The coast of Maine is dotted with quaint small towns that come alive during tourist season. Along the commercial strip their streets are choked with gawkers and shoppers buying lobster rolls and pine scented candles and painted seashells.
Belfast is one of those towns.
Picturesque and unassuming. It sits just off route one at the mouth of the Passagassawakeag River estuary on the Penobscot Bay. Most people go for the charming harbor, tasty restaurants and string of quaint little shops.
But just off the beaten path, spooky sites are waiting to be discovered.
In an effort to fit in, Lucinda impersonated a buoy on dilapidated building on Front Street.
She discovered the fading signature of an absent street artist.
And investigated a group of abandoned big rig trailers in a weed-infested parking lot.
Strolling down the Harbor Walk, it would be easy to be sucked into the quaint shops and ice cream parlors. But there’s so much more to see if you keep your eyes open.
An abandoned chair casting shadows on a storage container.
A wild conglomeration of rusting metal incongruously name Bridge Peace. It was donated to the city by artist Norman Tinker in 2008 and guards the Belfast Armistice Bridge. The bridge itself is a memorial to those who served and died in World War I.
And a fallen tree bleached like bones in the sunlight of an empty beach.

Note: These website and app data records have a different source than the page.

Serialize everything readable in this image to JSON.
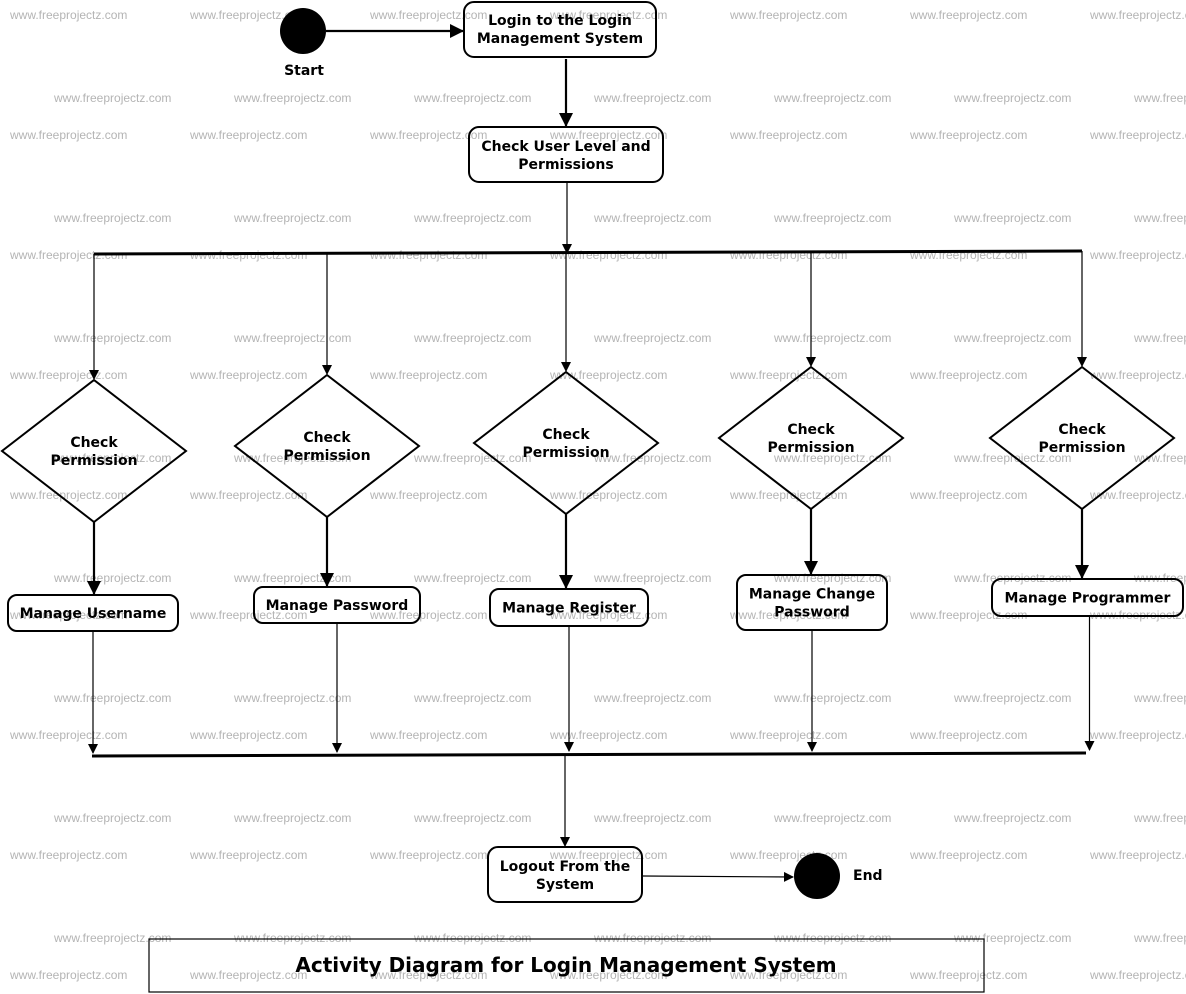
{
  "watermark": "www.freeprojectz.com",
  "title": "Activity Diagram for Login Management System",
  "start": {
    "label": "Start"
  },
  "end": {
    "label": "End"
  },
  "activities": {
    "login": [
      "Login to the Login",
      "Management System"
    ],
    "check_level": [
      "Check User Level and",
      "Permissions"
    ],
    "logout": [
      "Logout From the",
      "System"
    ]
  },
  "branches": [
    {
      "decision": [
        "Check",
        "Permission"
      ],
      "action": [
        "Manage Username"
      ]
    },
    {
      "decision": [
        "Check",
        "Permission"
      ],
      "action": [
        "Manage Password"
      ]
    },
    {
      "decision": [
        "Check",
        "Permission"
      ],
      "action": [
        "Manage Register"
      ]
    },
    {
      "decision": [
        "Check",
        "Permission"
      ],
      "action": [
        "Manage Change",
        "Password"
      ]
    },
    {
      "decision": [
        "Check",
        "Permission"
      ],
      "action": [
        "Manage Programmer"
      ]
    }
  ],
  "colors": {
    "stroke": "#000000",
    "watermark": "#b4b4b4",
    "background": "#ffffff"
  }
}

These aren’t the sites tourists come to see, but weird wonderful things are everywhere. You just have to keep your eyes open.